---- INPUT MATERIAL

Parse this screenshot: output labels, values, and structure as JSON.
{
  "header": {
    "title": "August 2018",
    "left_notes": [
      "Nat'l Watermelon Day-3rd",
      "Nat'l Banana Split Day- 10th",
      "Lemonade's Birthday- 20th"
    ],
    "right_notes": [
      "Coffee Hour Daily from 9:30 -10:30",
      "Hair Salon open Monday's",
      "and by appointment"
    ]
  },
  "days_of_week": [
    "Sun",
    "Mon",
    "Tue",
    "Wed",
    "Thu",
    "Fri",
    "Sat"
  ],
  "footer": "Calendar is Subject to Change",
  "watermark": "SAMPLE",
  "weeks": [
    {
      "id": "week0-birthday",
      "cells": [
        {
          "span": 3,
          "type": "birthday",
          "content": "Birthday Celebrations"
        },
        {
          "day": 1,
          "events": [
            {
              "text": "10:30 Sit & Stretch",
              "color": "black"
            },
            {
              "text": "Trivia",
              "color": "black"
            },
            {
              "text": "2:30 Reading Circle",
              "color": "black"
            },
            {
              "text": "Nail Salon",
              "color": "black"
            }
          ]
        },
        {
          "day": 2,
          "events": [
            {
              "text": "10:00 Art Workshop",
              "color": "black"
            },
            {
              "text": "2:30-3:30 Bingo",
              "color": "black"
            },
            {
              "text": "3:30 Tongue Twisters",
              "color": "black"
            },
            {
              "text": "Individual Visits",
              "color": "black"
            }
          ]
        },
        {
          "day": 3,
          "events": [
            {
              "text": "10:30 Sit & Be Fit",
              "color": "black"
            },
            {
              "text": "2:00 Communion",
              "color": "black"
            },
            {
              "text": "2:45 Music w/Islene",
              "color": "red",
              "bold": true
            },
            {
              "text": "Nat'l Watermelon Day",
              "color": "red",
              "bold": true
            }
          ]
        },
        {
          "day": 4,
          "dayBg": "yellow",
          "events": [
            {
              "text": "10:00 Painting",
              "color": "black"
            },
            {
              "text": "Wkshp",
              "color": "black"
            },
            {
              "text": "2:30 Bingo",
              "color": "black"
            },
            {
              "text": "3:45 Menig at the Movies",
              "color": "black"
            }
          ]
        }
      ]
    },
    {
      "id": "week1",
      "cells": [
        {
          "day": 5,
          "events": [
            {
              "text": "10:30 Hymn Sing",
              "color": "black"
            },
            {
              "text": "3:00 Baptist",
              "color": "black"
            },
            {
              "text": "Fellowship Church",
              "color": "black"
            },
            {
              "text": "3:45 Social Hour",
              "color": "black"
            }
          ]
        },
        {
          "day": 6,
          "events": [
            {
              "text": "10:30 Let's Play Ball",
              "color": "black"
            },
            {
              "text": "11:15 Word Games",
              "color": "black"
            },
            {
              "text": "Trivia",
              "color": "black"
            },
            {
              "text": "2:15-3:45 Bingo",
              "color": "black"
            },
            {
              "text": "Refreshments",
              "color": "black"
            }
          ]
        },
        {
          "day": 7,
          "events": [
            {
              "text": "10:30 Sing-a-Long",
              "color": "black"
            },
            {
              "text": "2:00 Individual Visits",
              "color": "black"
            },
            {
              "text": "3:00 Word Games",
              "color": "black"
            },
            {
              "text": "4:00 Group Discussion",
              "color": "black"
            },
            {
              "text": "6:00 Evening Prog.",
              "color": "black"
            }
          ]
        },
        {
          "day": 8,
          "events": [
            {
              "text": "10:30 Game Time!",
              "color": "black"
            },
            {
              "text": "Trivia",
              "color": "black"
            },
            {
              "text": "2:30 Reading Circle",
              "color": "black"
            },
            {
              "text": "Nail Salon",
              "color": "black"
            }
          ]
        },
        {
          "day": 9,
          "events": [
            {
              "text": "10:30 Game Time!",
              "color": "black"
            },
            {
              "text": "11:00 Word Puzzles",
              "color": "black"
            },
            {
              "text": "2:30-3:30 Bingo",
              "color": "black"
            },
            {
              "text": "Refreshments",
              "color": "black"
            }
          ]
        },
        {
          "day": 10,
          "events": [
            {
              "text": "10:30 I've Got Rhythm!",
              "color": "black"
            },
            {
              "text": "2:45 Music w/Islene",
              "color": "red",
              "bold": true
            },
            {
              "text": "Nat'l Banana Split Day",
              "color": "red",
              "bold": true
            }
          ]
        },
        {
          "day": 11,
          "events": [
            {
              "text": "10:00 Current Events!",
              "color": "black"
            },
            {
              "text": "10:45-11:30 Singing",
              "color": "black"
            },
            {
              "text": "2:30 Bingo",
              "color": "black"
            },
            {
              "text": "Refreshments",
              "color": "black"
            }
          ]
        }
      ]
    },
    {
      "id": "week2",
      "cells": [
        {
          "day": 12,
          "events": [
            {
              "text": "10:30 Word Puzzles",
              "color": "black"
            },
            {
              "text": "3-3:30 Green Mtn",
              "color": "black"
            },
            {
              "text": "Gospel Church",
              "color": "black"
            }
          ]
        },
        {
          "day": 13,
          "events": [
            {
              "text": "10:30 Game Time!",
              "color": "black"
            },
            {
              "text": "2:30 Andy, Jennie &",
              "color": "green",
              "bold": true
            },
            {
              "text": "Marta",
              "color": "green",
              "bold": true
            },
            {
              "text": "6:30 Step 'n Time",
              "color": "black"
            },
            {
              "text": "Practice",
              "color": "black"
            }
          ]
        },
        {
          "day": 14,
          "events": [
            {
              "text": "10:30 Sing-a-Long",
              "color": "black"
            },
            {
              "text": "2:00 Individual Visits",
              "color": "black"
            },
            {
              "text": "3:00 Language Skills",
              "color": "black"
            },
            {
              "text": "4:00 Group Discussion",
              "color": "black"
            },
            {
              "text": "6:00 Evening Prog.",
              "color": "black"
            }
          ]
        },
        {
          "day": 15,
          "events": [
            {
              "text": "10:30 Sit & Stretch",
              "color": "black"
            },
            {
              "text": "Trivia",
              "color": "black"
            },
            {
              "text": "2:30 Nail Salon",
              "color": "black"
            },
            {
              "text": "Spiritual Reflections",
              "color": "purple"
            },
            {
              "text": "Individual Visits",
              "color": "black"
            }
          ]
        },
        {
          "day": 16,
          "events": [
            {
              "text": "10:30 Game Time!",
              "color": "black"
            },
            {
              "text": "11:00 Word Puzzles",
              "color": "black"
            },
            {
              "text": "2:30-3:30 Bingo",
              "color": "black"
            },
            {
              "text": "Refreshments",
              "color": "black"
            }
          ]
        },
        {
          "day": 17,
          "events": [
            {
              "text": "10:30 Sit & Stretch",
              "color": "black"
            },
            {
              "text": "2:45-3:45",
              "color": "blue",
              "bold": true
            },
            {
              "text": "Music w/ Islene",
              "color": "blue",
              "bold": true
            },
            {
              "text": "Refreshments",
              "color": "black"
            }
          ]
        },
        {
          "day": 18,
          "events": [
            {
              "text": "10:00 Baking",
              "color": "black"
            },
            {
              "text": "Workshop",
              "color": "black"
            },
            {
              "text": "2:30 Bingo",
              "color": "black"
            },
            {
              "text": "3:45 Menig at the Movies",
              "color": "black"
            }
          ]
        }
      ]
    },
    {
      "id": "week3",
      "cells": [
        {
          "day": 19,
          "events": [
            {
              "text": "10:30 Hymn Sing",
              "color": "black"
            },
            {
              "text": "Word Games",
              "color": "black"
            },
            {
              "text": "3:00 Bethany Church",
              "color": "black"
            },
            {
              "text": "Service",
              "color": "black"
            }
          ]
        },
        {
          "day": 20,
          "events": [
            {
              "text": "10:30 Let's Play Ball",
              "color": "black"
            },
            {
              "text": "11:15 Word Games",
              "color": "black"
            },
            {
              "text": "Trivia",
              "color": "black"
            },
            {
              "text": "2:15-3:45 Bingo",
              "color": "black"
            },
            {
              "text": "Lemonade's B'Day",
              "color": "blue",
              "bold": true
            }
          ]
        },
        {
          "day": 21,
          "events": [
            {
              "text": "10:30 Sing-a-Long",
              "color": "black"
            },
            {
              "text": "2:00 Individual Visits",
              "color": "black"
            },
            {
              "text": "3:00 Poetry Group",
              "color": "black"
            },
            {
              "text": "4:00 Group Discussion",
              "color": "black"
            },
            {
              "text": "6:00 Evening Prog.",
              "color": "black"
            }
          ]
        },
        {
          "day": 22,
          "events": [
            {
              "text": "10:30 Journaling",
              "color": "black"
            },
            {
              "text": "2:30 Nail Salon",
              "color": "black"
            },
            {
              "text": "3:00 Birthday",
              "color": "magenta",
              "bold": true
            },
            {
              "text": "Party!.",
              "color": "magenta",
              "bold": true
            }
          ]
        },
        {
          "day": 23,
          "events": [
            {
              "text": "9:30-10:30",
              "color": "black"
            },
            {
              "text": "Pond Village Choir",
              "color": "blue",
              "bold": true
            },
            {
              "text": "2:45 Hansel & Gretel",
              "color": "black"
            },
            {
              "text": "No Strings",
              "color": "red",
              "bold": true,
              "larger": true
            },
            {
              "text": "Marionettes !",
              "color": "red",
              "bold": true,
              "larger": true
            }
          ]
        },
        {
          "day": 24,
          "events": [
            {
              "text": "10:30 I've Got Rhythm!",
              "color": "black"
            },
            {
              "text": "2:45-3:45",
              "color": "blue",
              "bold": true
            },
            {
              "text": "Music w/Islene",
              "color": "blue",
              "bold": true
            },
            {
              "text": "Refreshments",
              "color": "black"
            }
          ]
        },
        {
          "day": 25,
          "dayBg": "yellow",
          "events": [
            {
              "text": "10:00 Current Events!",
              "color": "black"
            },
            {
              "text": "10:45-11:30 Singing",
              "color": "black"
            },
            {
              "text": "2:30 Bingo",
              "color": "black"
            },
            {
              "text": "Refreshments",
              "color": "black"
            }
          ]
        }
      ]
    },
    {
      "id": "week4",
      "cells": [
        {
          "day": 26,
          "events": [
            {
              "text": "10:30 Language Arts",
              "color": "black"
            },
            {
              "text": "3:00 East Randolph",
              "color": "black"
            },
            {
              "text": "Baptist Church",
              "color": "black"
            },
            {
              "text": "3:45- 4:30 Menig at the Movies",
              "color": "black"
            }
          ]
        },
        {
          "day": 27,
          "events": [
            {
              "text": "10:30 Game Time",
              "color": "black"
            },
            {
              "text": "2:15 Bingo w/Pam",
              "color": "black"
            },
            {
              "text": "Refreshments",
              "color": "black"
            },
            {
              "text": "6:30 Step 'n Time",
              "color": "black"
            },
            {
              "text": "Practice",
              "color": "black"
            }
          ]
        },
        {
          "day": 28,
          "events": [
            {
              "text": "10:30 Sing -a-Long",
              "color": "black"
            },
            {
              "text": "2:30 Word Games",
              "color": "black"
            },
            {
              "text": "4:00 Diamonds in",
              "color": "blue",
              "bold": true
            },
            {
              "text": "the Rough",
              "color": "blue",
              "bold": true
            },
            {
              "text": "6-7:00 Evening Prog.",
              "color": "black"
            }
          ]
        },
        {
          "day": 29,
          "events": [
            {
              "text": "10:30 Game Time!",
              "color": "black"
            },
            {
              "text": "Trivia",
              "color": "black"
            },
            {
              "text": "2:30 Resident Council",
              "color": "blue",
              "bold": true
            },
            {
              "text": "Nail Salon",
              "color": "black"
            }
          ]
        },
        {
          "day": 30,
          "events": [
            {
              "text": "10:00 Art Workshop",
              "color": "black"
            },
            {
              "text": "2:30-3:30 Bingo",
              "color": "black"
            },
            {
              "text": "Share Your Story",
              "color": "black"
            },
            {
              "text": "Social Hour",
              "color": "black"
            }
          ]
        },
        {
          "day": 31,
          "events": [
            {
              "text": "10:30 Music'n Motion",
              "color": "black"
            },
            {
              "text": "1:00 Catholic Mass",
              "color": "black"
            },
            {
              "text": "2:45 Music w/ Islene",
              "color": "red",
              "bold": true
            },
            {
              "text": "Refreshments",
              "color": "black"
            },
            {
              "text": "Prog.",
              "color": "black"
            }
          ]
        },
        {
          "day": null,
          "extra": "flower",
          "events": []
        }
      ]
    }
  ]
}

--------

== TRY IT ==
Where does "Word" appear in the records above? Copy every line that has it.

== SOLUTION TO THIS PROBLEM ==
              "text": "11:15 Word Games",
              "text": "3:00 Word Games",
              "text": "11:00 Word Puzzles",
              "text": "10:30 Word Puzzles",
              "text": "11:00 Word Puzzles",
              "text": "Word Games",
              "text": "11:15 Word Games",
              "text": "2:30 Word Games",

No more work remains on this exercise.